International -- Spotlight on Hong Kong
Reading, Writing, and Rote Learning...Drive Students to Western Schools (int'l edition)
Jardine Fleming, the Hong Kong-based investment bank, faces a problem that afflicts many foreign companies in the former British colony. Seeking to recruit well-trained professionals, it has tried to tap a large pool of graduates from the eight local universities. But there aren't enough qualified students to meet its specialized needs. So Jardine invariably ends up looking abroad. "We are very powerfully oriented toward foreign recruitment at the professional level," says David Dodwell, the firm's corporate-communications chief.
As Hong Kong strives to keep its edge as Asia's premier metropolitan hub, the demands placed on its workforce have become greater. It needs employees that are more creative--the type of freethinkers the current system fails to produce. Another sticking point is English fluency, which isn't at the proficiency levels the business community would like to see. "Hong Kong is a highly specialized economy with highly specialized needs, just like London or New York," says Dodwell, who is also the organizer of the Business Coalition on Education, representing more than 15,000 companies.
Hong Kong's rote-learning system, modeled on Britain's, rewards memorization. Students prepped to regurgitate facts often lack the thinking patterns to apply this knowledge to real-world problems. It's a classroom world of drilling and testing, not reading and analysis--an examination culture that not only devalues the broadening experience provided by extracurricular activities but tracks students for the duration of their education into tiered schools, from elite to perfunctory, with predictable mischief played on the morale of those with lower exam scores.
A government think tank, the Education Commission, proposes to reform and revitalize the entire system from kindergarten to university. Its ideas include adding a fourth year to the university system and reducing student stress by scheduling far fewer exams. Using exams to track students will soon be abolished, with the ultimate goal that students with mixed abilities will be taught together in one institution. The commission wants to introduce community colleges, not only as stepping stones to university but as centers for lifelong learning. "Our recommendations deal with setting the system free so students can pursue a more balanced education," says Antony Leung, the commission's chairman.

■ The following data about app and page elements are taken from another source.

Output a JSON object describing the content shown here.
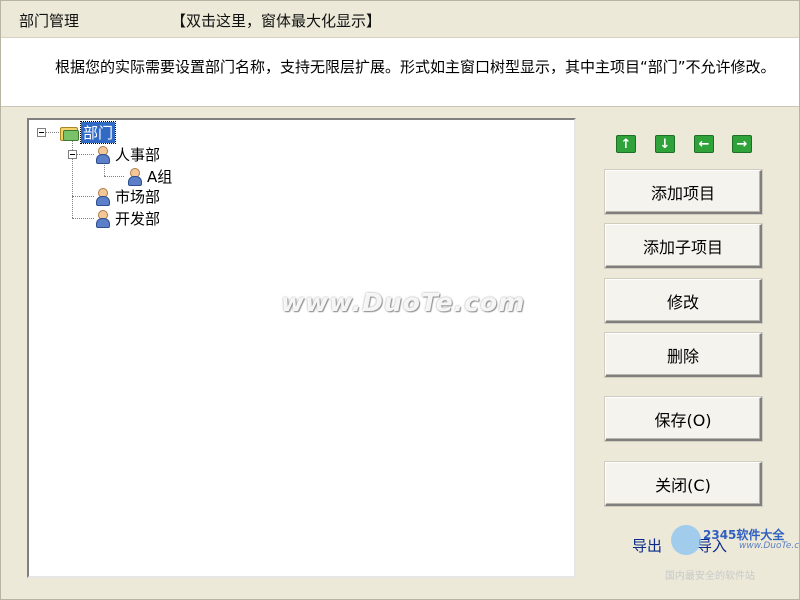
{
  "window": {
    "title": "部门管理",
    "maximize_hint": "【双击这里，窗体最大化显示】"
  },
  "description": "根据您的实际需要设置部门名称，支持无限层扩展。形式如主窗口树型显示，其中主项目“部门”不允许修改。",
  "tree": {
    "root": {
      "label": "部门",
      "icon": "folder-icon",
      "expanded": true,
      "selected": true
    },
    "children": [
      {
        "label": "人事部",
        "icon": "person-icon",
        "expanded": true,
        "children": [
          {
            "label": "A组",
            "icon": "person-icon"
          }
        ]
      },
      {
        "label": "市场部",
        "icon": "person-icon"
      },
      {
        "label": "开发部",
        "icon": "person-icon"
      }
    ]
  },
  "arrows": [
    {
      "name": "move-up",
      "glyph": "↑",
      "icon": "arrow-up-icon"
    },
    {
      "name": "move-down",
      "glyph": "↓",
      "icon": "arrow-down-icon"
    },
    {
      "name": "move-left",
      "glyph": "←",
      "icon": "arrow-left-icon"
    },
    {
      "name": "move-right",
      "glyph": "→",
      "icon": "arrow-right-icon"
    }
  ],
  "buttons": {
    "add_item": "添加项目",
    "add_subitem": "添加子项目",
    "modify": "修改",
    "delete": "删除",
    "save": "保存(O)",
    "close": "关闭(C)"
  },
  "links": {
    "export": "导出",
    "import": "导入"
  },
  "watermark": {
    "text": "www.DuoTe.com",
    "corner_logo": "2345软件大全",
    "corner_url": "www.DuoTe.com",
    "corner_caption": "国内最安全的软件站"
  },
  "colors": {
    "window_bg": "#ece9d8",
    "selection": "#316ac5",
    "arrow_green": "#2fa23a",
    "link": "#0a2a8a"
  }
}
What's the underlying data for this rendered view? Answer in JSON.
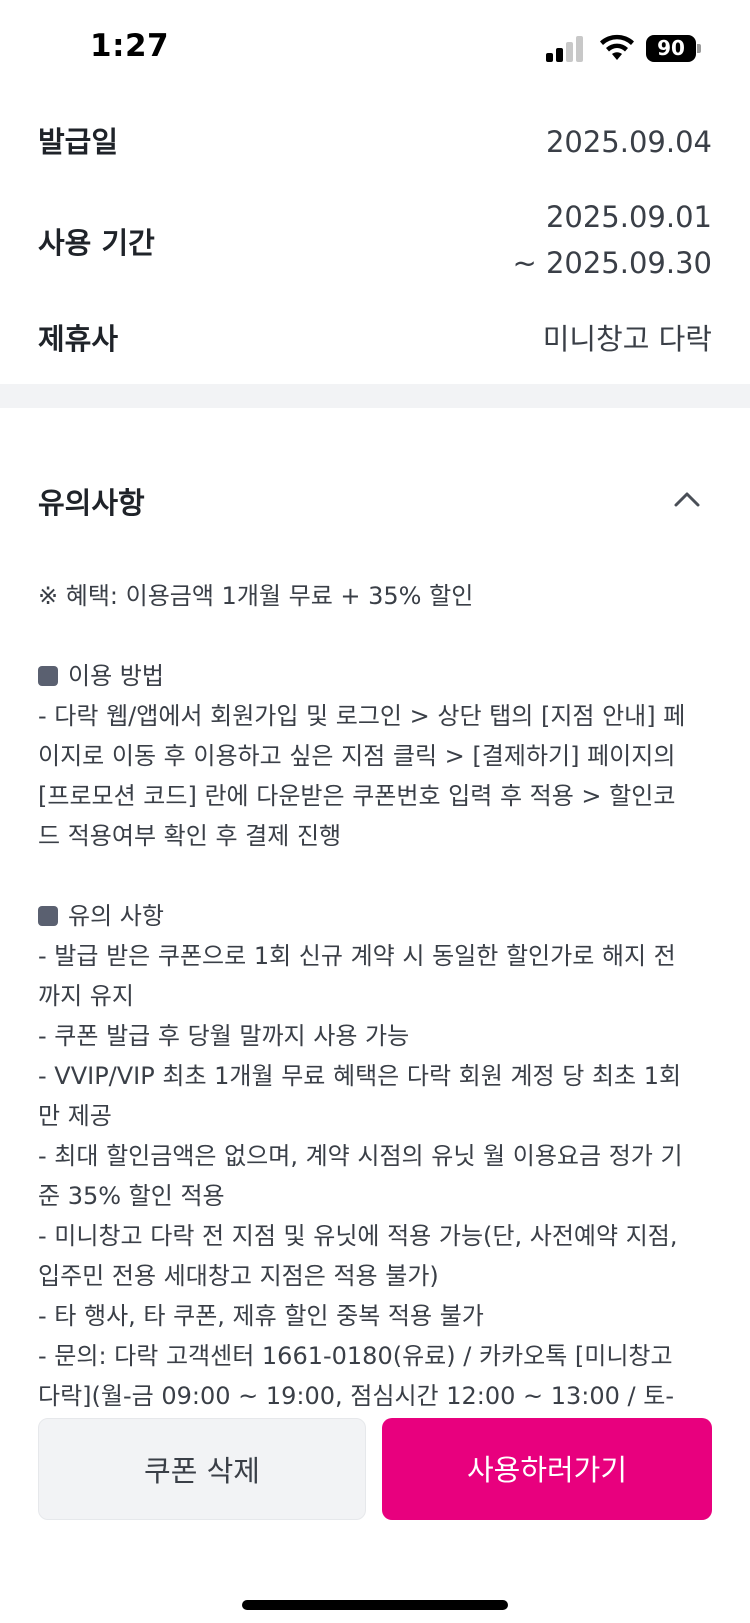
{
  "status_bar": {
    "time": "1:27",
    "battery_level": "90",
    "signal_icon": "cellular-signal-icon",
    "wifi_icon": "wifi-icon",
    "battery_icon": "battery-icon"
  },
  "coupon_info": {
    "rows": [
      {
        "label": "발급일",
        "value_lines": [
          "2025.09.04"
        ]
      },
      {
        "label": "사용 기간",
        "value_lines": [
          "2025.09.01",
          "~ 2025.09.30"
        ]
      },
      {
        "label": "제휴사",
        "value_lines": [
          "미니창고 다락"
        ]
      }
    ]
  },
  "notice": {
    "title": "유의사항",
    "toggle_icon": "chevron-up-icon",
    "benefit": "※ 혜택: 이용금액 1개월 무료 + 35% 할인",
    "usage_heading": "이용 방법",
    "usage_lines": [
      "- 다락 웹/앱에서 회원가입 및 로그인 > 상단 탭의 [지점 안내] 페",
      "이지로 이동 후 이용하고 싶은 지점 클릭 > [결제하기] 페이지의",
      "[프로모션 코드] 란에 다운받은 쿠폰번호 입력 후 적용 > 할인코",
      "드 적용여부 확인 후 결제 진행"
    ],
    "caution_heading": "유의 사항",
    "caution_lines": [
      "- 발급 받은 쿠폰으로 1회 신규 계약 시 동일한 할인가로 해지 전",
      "까지 유지",
      "- 쿠폰 발급 후 당월 말까지 사용 가능",
      "- VVIP/VIP 최초 1개월 무료 혜택은 다락 회원 계정 당 최초 1회",
      "만 제공",
      "- 최대 할인금액은 없으며, 계약 시점의 유닛 월 이용요금 정가 기",
      "준 35% 할인 적용",
      "- 미니창고 다락 전 지점 및 유닛에 적용 가능(단, 사전예약 지점,",
      "입주민 전용 세대창고 지점은 적용 불가)",
      "- 타 행사, 타 쿠폰, 제휴 할인 중복 적용 불가",
      "- 문의: 다락 고객센터 1661-0180(유료) / 카카오톡 [미니창고",
      "다락](월-금 09:00 ~ 19:00, 점심시간 12:00 ~ 13:00 / 토-"
    ]
  },
  "actions": {
    "delete_label": "쿠폰 삭제",
    "use_label": "사용하러가기"
  },
  "colors": {
    "accent": "#e8007e",
    "secondary_button": "#f2f3f5",
    "divider": "#f2f3f5"
  }
}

Already, admissions deans are being advised to consider a candidate's all-around skills in addition to exam results. The proposal has been greeted warmly by some universities, but elsewhere there is discontent. Some universities say they can't add a fourth year of education without more government funding--money the Education Commission thinks the institutions should raise themselves. Leung says that in a laissez-faire economy such as Hong Kong's, the government shouldn't have to finance more than 80% of the universities' spending and that students should bear a larger burden than the $5,500 a year they now pay in tuition.
Some parents can't wait for the reforms and are enrolling their children in Hong Kong's 40 international schools, which offer broader curriculums and more emphasis on discussion and creativity. "They give the child a more rounded education, covering all aspects of the student's development," says Joise Tan, who has sent her four kids to Hong Kong International School.
The 24,000 children attending the international schools are only 3% of Hong Kong's total student body, but the growth rate is astonishing, with one-third of the schools established just in the past decade. Despite this increase and high tuition fees ranging from $5,000 to $20,000 a year, some students have to wait up to two years for an opening.
Less than a decade ago, these schools were still catering mainly to the Western expatriate population, but today, many have an overwhelmingly Asian student base. Island School Principal David James notes that when local parents visit his school, they are often shocked by the amount of classroom interaction between students and teachers. "The students who come out of our school can be Western with Westerners and Chinese with Chinese," says James--exactly the sort of graduates the business community seeks.By Michael Cheung in Hong Kong; Edited by Timothy BelknapReturn to top